Two of my wife’s uncles stayed through the storm. One stayed with his two teenage children, a decision he forcefully admits regretting now. The day after the hurricane when the levees broke he and his kids spent their time moving from house to house shutting off neighbors’ gas lines. At one point my uncle was in the back of the house working with the gas while his children were inside trashing things that would rot from the refrigerator. Suddenly they saw a man through the front windows with a shotgun yell “Hey!” Scared, they ran to get their father’s pistol and headed for the attic. A showdown was averted when the man turned out to be a state trooper from the neighborhood who did not recognize my uncle’s car in the driveway. He was also African-American. Such is the near-tragic misunderstandings that ensue when an every-man-for-himself mentality results from the complete breakdown of law and order.

McDonald’s are shuttered. The Wal-Mart is closed. Yet, drive-through daiquiri bars and po-boy shacks are up and running. The good times will roll again, there’s no doubt. But New Orleans needs time and help and an army of able-bodied workers to get back on its feet. I think Mardi Gras should be celebrated this year. But only for the local residents as a celebration of the living.

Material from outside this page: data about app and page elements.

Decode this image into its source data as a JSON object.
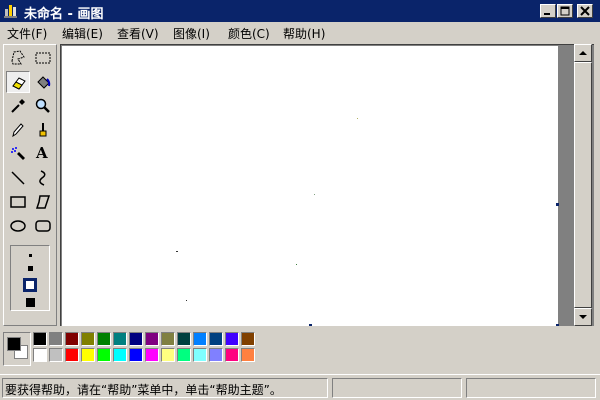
{
  "window": {
    "title": "未命名 - 画图"
  },
  "menu": [
    {
      "label": "文件(F)"
    },
    {
      "label": "编辑(E)"
    },
    {
      "label": "查看(V)"
    },
    {
      "label": "图像(I)"
    },
    {
      "label": "颜色(C)"
    },
    {
      "label": "帮助(H)"
    }
  ],
  "tools": [
    {
      "name": "free-select-icon"
    },
    {
      "name": "rect-select-icon"
    },
    {
      "name": "eraser-icon",
      "selected": true
    },
    {
      "name": "fill-bucket-icon"
    },
    {
      "name": "color-picker-icon"
    },
    {
      "name": "magnifier-icon"
    },
    {
      "name": "pencil-icon"
    },
    {
      "name": "brush-icon"
    },
    {
      "name": "airbrush-icon"
    },
    {
      "name": "text-icon"
    },
    {
      "name": "line-icon"
    },
    {
      "name": "curve-icon"
    },
    {
      "name": "rectangle-icon"
    },
    {
      "name": "polygon-icon"
    },
    {
      "name": "ellipse-icon"
    },
    {
      "name": "rounded-rect-icon"
    }
  ],
  "text_tool_glyph": "A",
  "palette": {
    "foreground": "#000000",
    "background": "#ffffff",
    "row1": [
      "#000000",
      "#808080",
      "#800000",
      "#808000",
      "#008000",
      "#008080",
      "#000080",
      "#800080",
      "#808040",
      "#004040",
      "#0080ff",
      "#004080",
      "#4000ff",
      "#804000"
    ],
    "row2": [
      "#ffffff",
      "#c0c0c0",
      "#ff0000",
      "#ffff00",
      "#00ff00",
      "#00ffff",
      "#0000ff",
      "#ff00ff",
      "#ffff80",
      "#00ff80",
      "#80ffff",
      "#8080ff",
      "#ff0080",
      "#ff8040"
    ]
  },
  "status": {
    "message": "要获得帮助，请在“帮助”菜单中，单击“帮助主题”。"
  }
}
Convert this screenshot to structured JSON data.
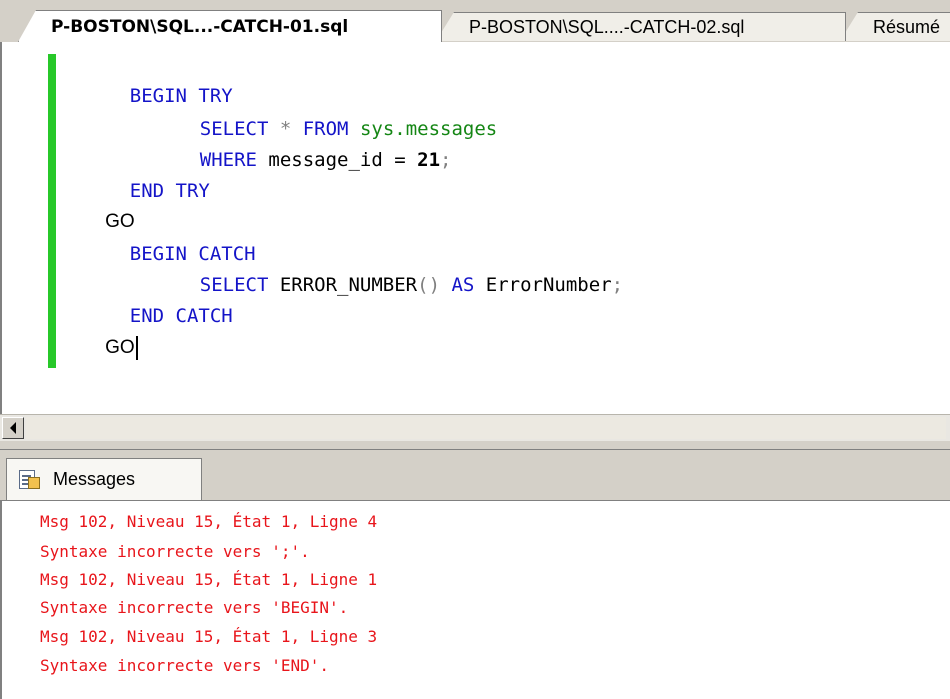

The city cannot afford the extra police presence, the tonnage of trash, or the degree of lawlessness that normally attends Fat Tuesday and its run-up. New Orleans is no stranger to hangovers, but this time we need to let it recuperate fully before inviting her to party again.